Monday, October 18, 2010
I was talking to a friend during our evening walk and mentioned that how as a newly married woman I had found a question about maintainance money very awkward. She replies, but I get it too, and I was quiet for a moment as I had thought that is was funny to be getting money that one would spend on oneself from the husband. In fact my take on the issue was that once the intense phase of infant care and early childhood are over a woman should earn to contribute towards the family kitty. In this of course I had never taken into account the massive housework that is single handedly done by Indian housewives. I do not know about the finer points about these factors that grant spending ability to a woman in these situations but truly it had never occurred to me. Her forceful point that women who take care of the house should have some money solely kept aside for their own care sounded very logical. She gets massages and facial done with the money, with the rest she keeps saving it till a bigger amount is there, here, she showed me, 'these ear rings I got with this saving!' Well, either I am dumb or I can silently hope that practicality and worldly ways dawn upon me before I hit forty.
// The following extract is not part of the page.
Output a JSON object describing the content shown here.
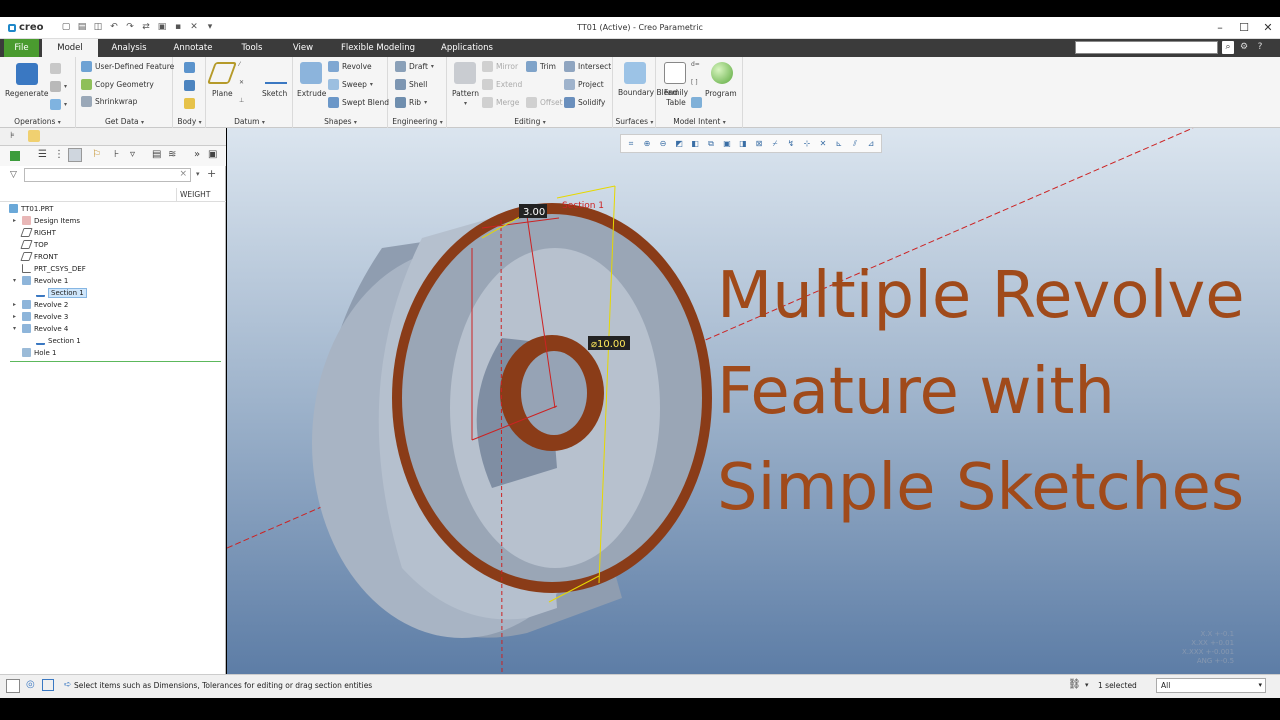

The Rabindranath novel I was reading speaks of these feminist issues, am amazed that the issues are still contemporary. The central character, Kumudini refuses to accept precious jewelry that her husband gifts her as he continuously tries to show her side of the family down, she accepts a crumpled paper with cardamom seeds that a child gives her with joy. She is completely reliant on her husband and yet she struggles to resist the attempts by the husband to control her.She is shown to be brought up lovingly by her brother and this instills in her the confidence to turn down that which is given to her without respect.